When the research was released, TVNZ’s John Campbell asked Naepi, what does it mean for Pasifika students at universities to not see themselves there? Well, I can tell you that it sends a pretty strong message that we’re not that important. It also turns your university experience into a battleground where you have to fight for your way of knowing to be legitimised by Pākehā teaching staff. Non-Pākehā bodies become “space invaders.” It means that the issues felt by the academic staff in Naepi’s research filter down to the students, and before the students even get to the stage of being able to dream about tenure in an ivory tower, they’re out the door.
Ten years ago, in my own undergrad, I was told by a lecturer that I was going to ‘make it’ because I was an Islander and Pacific art was having a ‘moment’. I also remember trying not to cry in class when a Pākehā classmate made a film where he and his friends ate KFC on a faux tapa cloth before they all wiped the fried chicken grease off their hands and faces onto it. Instead of soothing myself in the foetal position, I learned how to play the brown card early. And because there were no Pacific staff who could meet Pacific knowledge with any rigour, no one has ever found out.
While in theory all I should be concerned with is my own study load, I find myself playing a role that others played for me then – providing mentorship to undergraduate students, not because anyone is paid to, but because we see our communities struggling. It’s this invisible labour which the research shows “is not valued by the institution".
We have networks which exist underground, with roots that spread beyond university loyalties. We have secret kava clubs, closed reading groups and Facebook chats.

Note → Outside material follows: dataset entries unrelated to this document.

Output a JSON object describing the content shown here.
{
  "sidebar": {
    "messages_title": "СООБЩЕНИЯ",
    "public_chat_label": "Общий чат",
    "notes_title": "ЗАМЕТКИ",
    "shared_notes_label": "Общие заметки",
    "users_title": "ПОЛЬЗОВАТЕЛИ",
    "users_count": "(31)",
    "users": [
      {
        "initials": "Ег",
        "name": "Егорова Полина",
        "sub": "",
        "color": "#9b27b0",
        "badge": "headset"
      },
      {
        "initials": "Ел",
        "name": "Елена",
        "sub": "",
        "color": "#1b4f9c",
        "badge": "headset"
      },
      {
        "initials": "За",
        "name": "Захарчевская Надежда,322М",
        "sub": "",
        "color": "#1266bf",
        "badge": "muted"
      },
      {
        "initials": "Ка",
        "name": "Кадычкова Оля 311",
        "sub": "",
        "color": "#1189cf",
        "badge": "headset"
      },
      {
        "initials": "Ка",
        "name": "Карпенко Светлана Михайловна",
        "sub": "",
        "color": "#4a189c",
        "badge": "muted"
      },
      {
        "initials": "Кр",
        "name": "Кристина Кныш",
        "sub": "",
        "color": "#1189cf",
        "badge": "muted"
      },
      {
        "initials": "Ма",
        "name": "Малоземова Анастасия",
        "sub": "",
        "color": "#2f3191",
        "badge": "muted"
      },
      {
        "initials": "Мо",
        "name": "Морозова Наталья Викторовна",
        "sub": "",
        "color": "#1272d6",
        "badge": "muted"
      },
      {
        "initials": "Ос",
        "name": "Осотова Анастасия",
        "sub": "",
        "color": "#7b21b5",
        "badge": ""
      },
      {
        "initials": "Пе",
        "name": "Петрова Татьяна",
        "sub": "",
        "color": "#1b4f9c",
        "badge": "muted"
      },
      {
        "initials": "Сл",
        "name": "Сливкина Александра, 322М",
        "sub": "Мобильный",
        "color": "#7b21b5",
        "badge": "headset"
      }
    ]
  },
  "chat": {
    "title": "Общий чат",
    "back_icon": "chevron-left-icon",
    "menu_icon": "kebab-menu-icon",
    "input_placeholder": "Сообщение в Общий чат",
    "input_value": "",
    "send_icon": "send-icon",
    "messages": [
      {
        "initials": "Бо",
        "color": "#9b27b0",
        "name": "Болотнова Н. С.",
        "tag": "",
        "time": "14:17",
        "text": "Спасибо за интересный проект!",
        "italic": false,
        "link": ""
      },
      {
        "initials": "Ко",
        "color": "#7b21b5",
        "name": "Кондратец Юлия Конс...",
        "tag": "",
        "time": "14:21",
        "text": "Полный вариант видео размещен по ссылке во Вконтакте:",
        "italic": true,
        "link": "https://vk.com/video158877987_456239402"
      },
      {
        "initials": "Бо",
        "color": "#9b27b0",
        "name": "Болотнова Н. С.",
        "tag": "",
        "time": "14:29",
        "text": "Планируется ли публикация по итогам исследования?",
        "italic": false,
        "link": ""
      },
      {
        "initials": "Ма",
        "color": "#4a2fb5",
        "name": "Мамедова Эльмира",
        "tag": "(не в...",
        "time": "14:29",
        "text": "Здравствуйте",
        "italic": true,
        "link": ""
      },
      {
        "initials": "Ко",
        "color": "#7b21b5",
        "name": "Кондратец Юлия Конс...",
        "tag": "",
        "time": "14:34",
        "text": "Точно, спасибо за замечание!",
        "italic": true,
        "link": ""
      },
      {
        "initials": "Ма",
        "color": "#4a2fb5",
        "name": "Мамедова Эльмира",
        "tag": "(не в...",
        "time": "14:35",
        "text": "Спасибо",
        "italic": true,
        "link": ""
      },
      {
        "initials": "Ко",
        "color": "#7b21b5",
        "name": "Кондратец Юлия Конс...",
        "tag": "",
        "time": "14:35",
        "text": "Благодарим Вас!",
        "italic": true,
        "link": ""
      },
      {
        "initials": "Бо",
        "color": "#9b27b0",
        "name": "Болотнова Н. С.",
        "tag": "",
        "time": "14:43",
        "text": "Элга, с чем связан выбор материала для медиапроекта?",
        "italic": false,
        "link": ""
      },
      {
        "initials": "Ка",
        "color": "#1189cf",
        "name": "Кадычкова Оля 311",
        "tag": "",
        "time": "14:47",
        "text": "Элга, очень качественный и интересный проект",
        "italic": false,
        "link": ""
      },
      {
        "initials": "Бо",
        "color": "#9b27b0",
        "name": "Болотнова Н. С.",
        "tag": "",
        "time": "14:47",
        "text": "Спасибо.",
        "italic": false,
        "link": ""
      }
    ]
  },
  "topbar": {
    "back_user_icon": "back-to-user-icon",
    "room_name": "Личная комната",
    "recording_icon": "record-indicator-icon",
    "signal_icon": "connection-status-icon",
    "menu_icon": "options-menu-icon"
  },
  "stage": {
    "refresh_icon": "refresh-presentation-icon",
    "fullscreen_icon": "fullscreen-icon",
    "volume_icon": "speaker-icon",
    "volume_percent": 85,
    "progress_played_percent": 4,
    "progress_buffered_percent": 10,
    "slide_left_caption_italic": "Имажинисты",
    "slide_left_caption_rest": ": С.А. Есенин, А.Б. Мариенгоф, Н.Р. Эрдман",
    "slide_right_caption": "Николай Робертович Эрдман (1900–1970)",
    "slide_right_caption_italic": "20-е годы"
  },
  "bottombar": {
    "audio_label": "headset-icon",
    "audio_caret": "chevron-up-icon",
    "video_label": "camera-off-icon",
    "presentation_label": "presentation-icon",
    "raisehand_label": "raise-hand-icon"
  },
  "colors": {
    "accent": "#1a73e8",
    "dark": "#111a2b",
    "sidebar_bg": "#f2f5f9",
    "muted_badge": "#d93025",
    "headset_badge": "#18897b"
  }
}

Pacific students survive university in spite of the system, not because of it. But how great would it be to get to the point where our Pacific students and academic staff alike are actually thriving?